Google Fiber and Nokia are among the stakeholders throwing their support behind a petition by the Fixed Wireless Communications Coalition (FWCC) that seeks to explore ways to facilitate greater terrestrial use of the 3.7-4.2 GHz band.
The FWCC filed a petition with the FCC in October asking regulators to update the rules for the 3.7-4.2 GHz band so that more of the spectrum can be used for terrestrial applications. Not surprisingly, the satellite industry opposes any changes, saying the FWCC filing just reiterates stale and unsupported allegations that were brought up in 1999 about the “supposed adverse effect of full-band, full-arc licensing of fixed-satellite satellite service (FSS) earth stations on the terrestrial fixed service (FS).”
“Like its 1999 predecessor, the FWCC Petition provides no evidence that current policies harm FS networks: the filing does not contain even a single example of an FS provider being unable to establish a microwave link because of objections from an FSS earth station licensee,” the Satellite Industry Association (SIA) told the FCC. “To the contrary, the FWCC itself has advised the Commission that coordination procedures for microwave links are successful. Statistics show robust use by microwave networks of the extended Ku-band.”
The FWCC, a coalition of companies in the terrestrial fixed microwave space, argues that current rules are outdated and says full-band, full-arc coordination by earth stations would have no adverse effect on other earth-station applicants because FSS uplinks and downlinks operate in different bands, yet it has a major negative impact on FS stations attempting to coordinate.
In an FSS downlink band, full-band, full-arc coordination bars an FS applicant from every frequency in the band over a wide area, even if the earth station is not receiving on those frequencies and has no plans to, according to FWCC. In the 3.7-4.2 GHz downlink band, registered earth stations are so numerous as to make any FS coordination impossible in most of the country, yet many of those earth stations each access just one transponder on one satellite, the coalition said.
Google Fiber, in its filing (PDF) with the commission, says one area of particular need for spectrum is last-mile broadband connectivity. Companies such as Verizon, Google Fiber, Facebook and Starry are developing last-mile fixed wireless systems that can extend fiber-optic networks and bring high-speed broadband services to residential customers. Webpass, a wireless internet access provider acquired by Google Fiber last year, already has rolled out these services in cities like Boston, Chicago and San Francisco.
“Lack of usable spectrum presents a major obstacle to broadband deployments, however.

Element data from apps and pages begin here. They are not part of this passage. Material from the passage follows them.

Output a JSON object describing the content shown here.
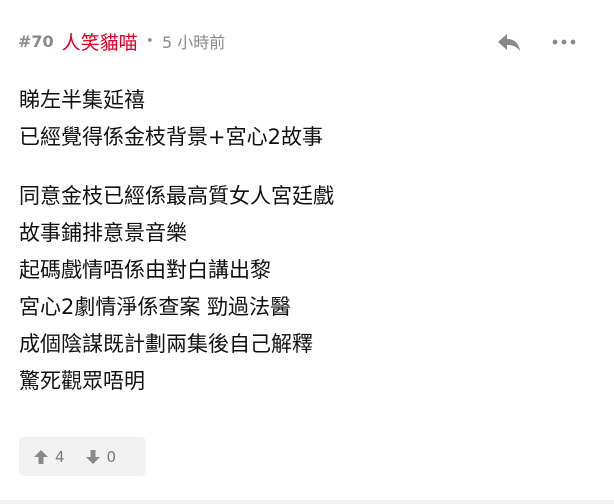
{
  "post": {
    "number": "#70",
    "username": "人笑貓喵",
    "separator": "•",
    "time_ago": "5 小時前",
    "reply_icon": "reply-icon",
    "more_icon": "more-icon"
  },
  "content": {
    "paragraph1": [
      "睇左半集延禧",
      "已經覺得係金枝背景+宮心2故事"
    ],
    "paragraph2": [
      "同意金枝已經係最高質女人宮廷戲",
      "故事鋪排意景音樂",
      "起碼戲情唔係由對白講出黎",
      "宮心2劇情淨係查案 勁過法醫",
      "成個陰謀既計劃兩集後自己解釋",
      "驚死觀眾唔明"
    ]
  },
  "votes": {
    "upvote_count": "4",
    "downvote_count": "0",
    "upvote_icon": "arrow-up-icon",
    "downvote_icon": "arrow-down-icon"
  },
  "colors": {
    "username": "#e0002a",
    "meta": "#8a8a8a",
    "text": "#111111",
    "vote_bg": "#f2f2f2"
  }
}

Reliable fixed wireless broadband demands relatively low frequencies that are resistant to environmental degradation, such as attenuation caused by foliage and buildings,” Google Fiber told the commission. “While there are lower-frequency bands nominally available for fixed service operations, they are either fully occupied by auctioned licenses (for example, the Broadband Personal Communications Service band at 1850-1990 MHz and the Broadband Radio Service/Educational Broadband Service band at 2496-2690), or have insufficient available bandwidth (for example, the Private Operational Fixed Microwave Service band at 952-960 MHz)."
Nokia says the U.S. should quit granting satellite operators the right to force valuable spectrum, which they never intend to use, to lay fallow. “Indeed, adoption of the FWCC proposal would simply even the playing field for coordination between FSS and FS—co-equal services,” Nokia stated. “Further, grant of the rule change would harmonize U.S. FSS licensing practices with those of other countries like Canada, which, in Nokia’s experience, do not afford FSS such broad coordination privileges.”
Part of what makes 3.7-4.2 GHz so attractive are its favorable propagation characteristics—similar to the 3.5 GHz band—and when combined with the 3.55-3.7 GHz range can provide 650 MHz of contiguous spectrum in the 3.5 GHz range that could enable extreme broadband delivery, according to Nokia. It’s also a prime candidate for global harmonization, with the 3.5 GHz and 4 GHz ranges being considered for 5G in Europe, Japan and China.
Nokia says momentum is growing for the band. Senator John Thune (R-S.D.), chairman of the Senate Committee on Commerce, Science and Transportation, re-introduced the Mobile Now (S.19) bill on Jan.3, 2017, the first day of the new Congress. The act seeks out new spectrum resources below the 6 GHz band for commercial use and includes mandates to study the potential of the 3.1-3.5 GHz and 3.7-4.2 GHz bands.
The Wireless Internet Service Providers Association (WISPA), which represents more than 800 WISPs, also supports the FWCC initiative and says one of the primary challenges for WISPs is access to sufficient spectrum. WISPs in the U.S. primarily use unlicensed spectrum in the 600 MHz TV white space band, 900 MHz, 2.4 GHz and 5 GHz bands and the lightly-licensed 3650-3700 MHz band to deliver last-mile broadband. The 3.7-4.2 GHz band is of interest to WISPs in part because it's adjacent to the 3.5 GHz band.